Trayten Stone is one of most social kids you will ever meet, and much of San Angelo is already aware of his huge smile, thanks to the Children’s Miracle Network adding him to their 2013 list of miracle kids.
Stone has a very rare genetic disorder called Wolf–Hirschhorn syndrome, so rare that wolfhirschhorn.org estimates there to only be around 15 in Texas.
Stone’s story is inspiring; the family was once told he’d never walk or talk. Now, they have a 12-year-old son who can do both.
Trayten’s mother, Tammy Stone, mentioned that it has been quite the journey the past 12 years, beginning with her first sonogram on her second child.
“They started watching him when they did my first sonogram and saw that he was small,” said Stone. “I was low on amniotic fluid but he was ok, he was just not growing.”
Trayten was born at 35 weeks, and only weighed four pounds and five ounces. He did have trouble breathing and nursing, but was sent home after seven nights in the hospital. At that time he had to be fed with a syringe.
When her little boy had still not grown by three months of age, Early Childhood Intervention picked up the case. At first they outfitted Stone with a machine that helped her baby feed.
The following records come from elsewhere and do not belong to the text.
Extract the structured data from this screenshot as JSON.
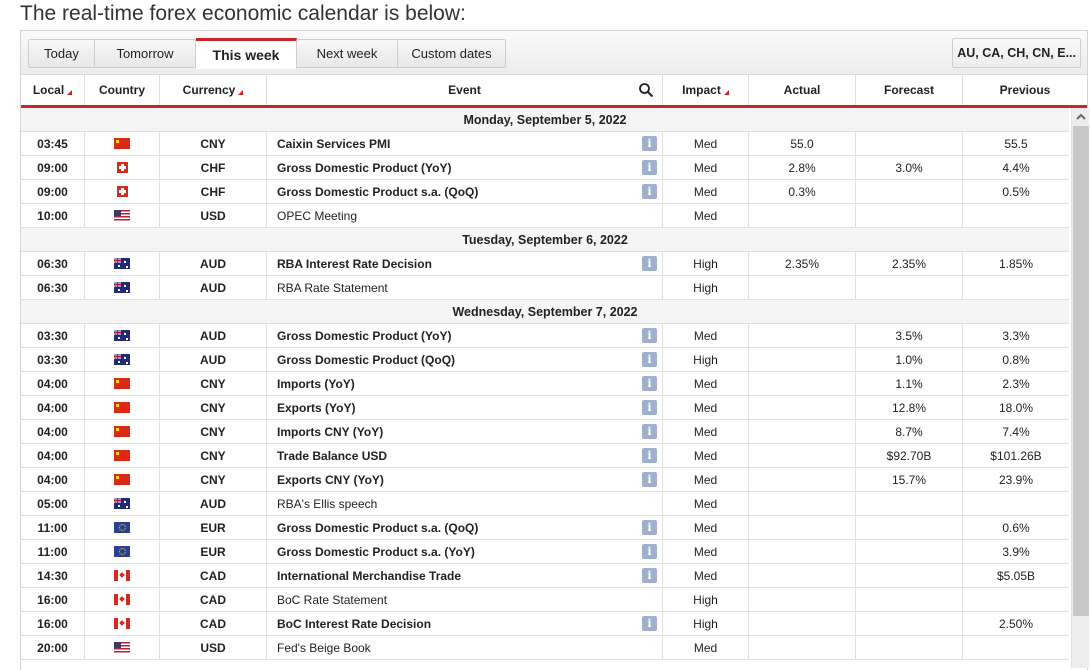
{
  "intro_text": "The real-time forex economic calendar is below:",
  "tabs": [
    {
      "label": "Today",
      "active": false
    },
    {
      "label": "Tomorrow",
      "active": false
    },
    {
      "label": "This week",
      "active": true
    },
    {
      "label": "Next week",
      "active": false
    },
    {
      "label": "Custom dates",
      "active": false
    }
  ],
  "country_filter": "AU, CA, CH, CN, E...",
  "columns": {
    "local": "Local",
    "country": "Country",
    "currency": "Currency",
    "event": "Event",
    "impact": "Impact",
    "actual": "Actual",
    "forecast": "Forecast",
    "previous": "Previous"
  },
  "accent_color": "#c9262c",
  "days": [
    {
      "label": "Monday, September 5, 2022",
      "events": [
        {
          "time": "03:45",
          "flag": "cn",
          "currency": "CNY",
          "event": "Caixin Services PMI",
          "bold": true,
          "info": true,
          "impact": "Med",
          "actual": "55.0",
          "forecast": "",
          "previous": "55.5"
        },
        {
          "time": "09:00",
          "flag": "ch",
          "currency": "CHF",
          "event": "Gross Domestic Product (YoY)",
          "bold": true,
          "info": true,
          "impact": "Med",
          "actual": "2.8%",
          "forecast": "3.0%",
          "previous": "4.4%"
        },
        {
          "time": "09:00",
          "flag": "ch",
          "currency": "CHF",
          "event": "Gross Domestic Product s.a. (QoQ)",
          "bold": true,
          "info": true,
          "impact": "Med",
          "actual": "0.3%",
          "forecast": "",
          "previous": "0.5%"
        },
        {
          "time": "10:00",
          "flag": "us",
          "currency": "USD",
          "event": "OPEC Meeting",
          "bold": false,
          "info": false,
          "impact": "Med",
          "actual": "",
          "forecast": "",
          "previous": ""
        }
      ]
    },
    {
      "label": "Tuesday, September 6, 2022",
      "events": [
        {
          "time": "06:30",
          "flag": "au",
          "currency": "AUD",
          "event": "RBA Interest Rate Decision",
          "bold": true,
          "info": true,
          "impact": "High",
          "actual": "2.35%",
          "forecast": "2.35%",
          "previous": "1.85%"
        },
        {
          "time": "06:30",
          "flag": "au",
          "currency": "AUD",
          "event": "RBA Rate Statement",
          "bold": false,
          "info": false,
          "impact": "High",
          "actual": "",
          "forecast": "",
          "previous": ""
        }
      ]
    },
    {
      "label": "Wednesday, September 7, 2022",
      "events": [
        {
          "time": "03:30",
          "flag": "au",
          "currency": "AUD",
          "event": "Gross Domestic Product (YoY)",
          "bold": true,
          "info": true,
          "impact": "Med",
          "actual": "",
          "forecast": "3.5%",
          "previous": "3.3%"
        },
        {
          "time": "03:30",
          "flag": "au",
          "currency": "AUD",
          "event": "Gross Domestic Product (QoQ)",
          "bold": true,
          "info": true,
          "impact": "High",
          "actual": "",
          "forecast": "1.0%",
          "previous": "0.8%"
        },
        {
          "time": "04:00",
          "flag": "cn",
          "currency": "CNY",
          "event": "Imports (YoY)",
          "bold": true,
          "info": true,
          "impact": "Med",
          "actual": "",
          "forecast": "1.1%",
          "previous": "2.3%"
        },
        {
          "time": "04:00",
          "flag": "cn",
          "currency": "CNY",
          "event": "Exports (YoY)",
          "bold": true,
          "info": true,
          "impact": "Med",
          "actual": "",
          "forecast": "12.8%",
          "previous": "18.0%"
        },
        {
          "time": "04:00",
          "flag": "cn",
          "currency": "CNY",
          "event": "Imports CNY (YoY)",
          "bold": true,
          "info": true,
          "impact": "Med",
          "actual": "",
          "forecast": "8.7%",
          "previous": "7.4%"
        },
        {
          "time": "04:00",
          "flag": "cn",
          "currency": "CNY",
          "event": "Trade Balance USD",
          "bold": true,
          "info": true,
          "impact": "Med",
          "actual": "",
          "forecast": "$92.70B",
          "previous": "$101.26B"
        },
        {
          "time": "04:00",
          "flag": "cn",
          "currency": "CNY",
          "event": "Exports CNY (YoY)",
          "bold": true,
          "info": true,
          "impact": "Med",
          "actual": "",
          "forecast": "15.7%",
          "previous": "23.9%"
        },
        {
          "time": "05:00",
          "flag": "au",
          "currency": "AUD",
          "event": "RBA's Ellis speech",
          "bold": false,
          "info": false,
          "impact": "Med",
          "actual": "",
          "forecast": "",
          "previous": ""
        },
        {
          "time": "11:00",
          "flag": "eu",
          "currency": "EUR",
          "event": "Gross Domestic Product s.a. (QoQ)",
          "bold": true,
          "info": true,
          "impact": "Med",
          "actual": "",
          "forecast": "",
          "previous": "0.6%"
        },
        {
          "time": "11:00",
          "flag": "eu",
          "currency": "EUR",
          "event": "Gross Domestic Product s.a. (YoY)",
          "bold": true,
          "info": true,
          "impact": "Med",
          "actual": "",
          "forecast": "",
          "previous": "3.9%"
        },
        {
          "time": "14:30",
          "flag": "ca",
          "currency": "CAD",
          "event": "International Merchandise Trade",
          "bold": true,
          "info": true,
          "impact": "Med",
          "actual": "",
          "forecast": "",
          "previous": "$5.05B"
        },
        {
          "time": "16:00",
          "flag": "ca",
          "currency": "CAD",
          "event": "BoC Rate Statement",
          "bold": false,
          "info": false,
          "impact": "High",
          "actual": "",
          "forecast": "",
          "previous": ""
        },
        {
          "time": "16:00",
          "flag": "ca",
          "currency": "CAD",
          "event": "BoC Interest Rate Decision",
          "bold": true,
          "info": true,
          "impact": "High",
          "actual": "",
          "forecast": "",
          "previous": "2.50%"
        },
        {
          "time": "20:00",
          "flag": "us",
          "currency": "USD",
          "event": "Fed's Beige Book",
          "bold": false,
          "info": false,
          "impact": "Med",
          "actual": "",
          "forecast": "",
          "previous": ""
        }
      ]
    }
  ]
}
When that didn’t work, he was outfitted with a gastronomy button to stop calorie loss.
“He kept having acid reflux,” Stone explained. “Not only was he losing calories trying to eat, but he was losing them throwing up.”
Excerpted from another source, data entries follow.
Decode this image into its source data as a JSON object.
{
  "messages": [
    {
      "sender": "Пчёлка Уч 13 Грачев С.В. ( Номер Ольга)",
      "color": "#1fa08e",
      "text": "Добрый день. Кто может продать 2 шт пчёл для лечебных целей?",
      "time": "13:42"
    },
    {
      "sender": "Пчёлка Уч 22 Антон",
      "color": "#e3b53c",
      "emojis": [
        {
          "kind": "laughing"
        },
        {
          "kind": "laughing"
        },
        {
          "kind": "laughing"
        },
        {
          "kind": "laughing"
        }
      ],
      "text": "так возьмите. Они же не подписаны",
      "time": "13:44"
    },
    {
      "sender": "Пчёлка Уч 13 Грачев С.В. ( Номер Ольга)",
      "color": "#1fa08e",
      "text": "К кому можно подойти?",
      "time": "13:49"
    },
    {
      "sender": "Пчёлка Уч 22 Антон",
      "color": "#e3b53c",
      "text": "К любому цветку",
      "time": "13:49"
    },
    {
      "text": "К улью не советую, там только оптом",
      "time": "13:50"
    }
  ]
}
Once Trayten was old enough to travel, the Stones went to San Antonio to see a geneticist. Stone said that they even took him to SeaWorld while they were there.
“He was fine all day at SeaWorld and that night he had his first seizure,” explained Stone. “We stayed in the San Antonio hospital for seven days.”
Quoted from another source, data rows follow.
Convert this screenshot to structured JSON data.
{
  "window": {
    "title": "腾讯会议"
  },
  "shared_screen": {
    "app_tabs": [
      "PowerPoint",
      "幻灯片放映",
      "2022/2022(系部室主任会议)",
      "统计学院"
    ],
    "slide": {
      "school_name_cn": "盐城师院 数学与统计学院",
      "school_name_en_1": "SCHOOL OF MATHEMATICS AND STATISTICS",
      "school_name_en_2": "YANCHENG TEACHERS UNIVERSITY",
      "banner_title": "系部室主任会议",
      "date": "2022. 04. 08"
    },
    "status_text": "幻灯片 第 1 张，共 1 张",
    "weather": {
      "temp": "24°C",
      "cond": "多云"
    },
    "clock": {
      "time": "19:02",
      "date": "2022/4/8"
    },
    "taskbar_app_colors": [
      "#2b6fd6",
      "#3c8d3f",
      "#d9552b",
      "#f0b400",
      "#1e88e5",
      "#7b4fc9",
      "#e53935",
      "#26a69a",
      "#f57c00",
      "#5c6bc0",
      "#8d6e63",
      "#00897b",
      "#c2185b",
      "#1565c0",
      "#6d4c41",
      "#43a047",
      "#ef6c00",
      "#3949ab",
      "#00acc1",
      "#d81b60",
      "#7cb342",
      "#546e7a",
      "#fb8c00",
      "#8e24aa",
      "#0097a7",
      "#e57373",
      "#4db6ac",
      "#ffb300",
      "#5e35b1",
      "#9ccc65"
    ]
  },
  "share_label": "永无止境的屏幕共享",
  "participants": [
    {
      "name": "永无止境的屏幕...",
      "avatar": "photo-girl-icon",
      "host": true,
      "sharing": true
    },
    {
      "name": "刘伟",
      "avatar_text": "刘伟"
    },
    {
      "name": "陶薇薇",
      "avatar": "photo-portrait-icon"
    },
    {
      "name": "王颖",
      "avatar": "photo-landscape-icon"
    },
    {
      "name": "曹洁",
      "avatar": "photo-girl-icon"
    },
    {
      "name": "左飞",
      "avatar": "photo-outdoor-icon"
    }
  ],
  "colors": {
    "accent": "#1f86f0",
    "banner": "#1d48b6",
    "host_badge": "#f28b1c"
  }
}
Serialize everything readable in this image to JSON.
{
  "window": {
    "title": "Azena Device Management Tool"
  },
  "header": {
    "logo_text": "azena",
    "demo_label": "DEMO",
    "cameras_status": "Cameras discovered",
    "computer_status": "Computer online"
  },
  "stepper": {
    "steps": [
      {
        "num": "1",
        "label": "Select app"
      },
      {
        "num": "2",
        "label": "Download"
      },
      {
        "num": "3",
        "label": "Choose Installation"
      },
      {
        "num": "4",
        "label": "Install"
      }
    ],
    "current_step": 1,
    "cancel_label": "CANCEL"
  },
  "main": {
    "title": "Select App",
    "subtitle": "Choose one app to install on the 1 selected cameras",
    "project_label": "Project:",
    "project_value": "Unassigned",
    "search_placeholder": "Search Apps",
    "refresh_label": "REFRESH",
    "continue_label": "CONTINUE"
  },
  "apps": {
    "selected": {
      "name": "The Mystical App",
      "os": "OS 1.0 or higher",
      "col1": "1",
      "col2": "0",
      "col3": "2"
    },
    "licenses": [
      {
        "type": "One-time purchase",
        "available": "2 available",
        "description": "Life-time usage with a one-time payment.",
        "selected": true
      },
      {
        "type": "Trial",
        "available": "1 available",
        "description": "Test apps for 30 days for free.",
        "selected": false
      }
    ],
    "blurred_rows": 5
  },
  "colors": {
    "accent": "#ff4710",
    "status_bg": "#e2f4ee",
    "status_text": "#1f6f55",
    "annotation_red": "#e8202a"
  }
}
When the diagnosis came back, it was Pitt-Rogers-Danks syndrome, a genetic disorder characterized by reduced fetal growth and mental retardation.
“They stuck with that diagnosis until last year,” said Stone. But after many years, she felt that nothing more was being done.
“I kind of felt like we had reached a stopping point, like nothing more was being done, so I wanted a second opinion,” she mentioned. “Apparently the diagnosis Trayten has can be misdiagnosed as Pitt-Rogers-Danks.”
The results came back with Wolf–Hirschhorn syndrome, a partial deletion of chromosome four, which is incredibly rare, with only one in 50,000 children having the disorder, according to Trayten Stone’s bio on cmnsanangelo.org.
Both disorders are very similar and include missing parts of chromosome four, and both are characterized by stunted growth.
Trayten exhibited stunted growth. He was mobile, but didn’t start walking until he was five, and began talking shortly after.
“Two things I think changed that, Sonrisas therapeutic horseback riding and his little brother was starting to walk,” Stone smiled. “Even though he might be behind his brother developmentally, he wasn’t going to let Bubba outdo him.”
Stone fondly recounted the memory of her 5-year-old at the time letting go of the walker, then progressing to walking with minimal assistance. Eventually he was walking on his own, and began speaking shortly thereafter.
Once Trayten began walking, there was no slowing him down, he became a very active and social kid.
“I would take him to my daughter’s gymnastics competitions and he would walk over to other people,” Stone laughed. “He forced me to be more social, he's my social butterfly.”
His socialness extends to his presence at school, where Stone says that there is no one at TLCA that doesn’t know the smiling boy.
“We go somewhere and we’ll hear ‘That’s Trayten!’” Stone smiled.
The future does hold some problems for the sixth grader, but the Stone family is taking it one day at a time.
They don’t think he’s going to get any bigger,” she explained. “In his case, the worst case is that his seizures will get worse.”
Currently Trayten is on five different seizure medications, but so far the severity of the seizures has seemed to level out.
The Stones continue to participate in the Children’s Miracle Network, and young Trayten will be involved at the Rodeo and the Radiothon coming up Feb. 27.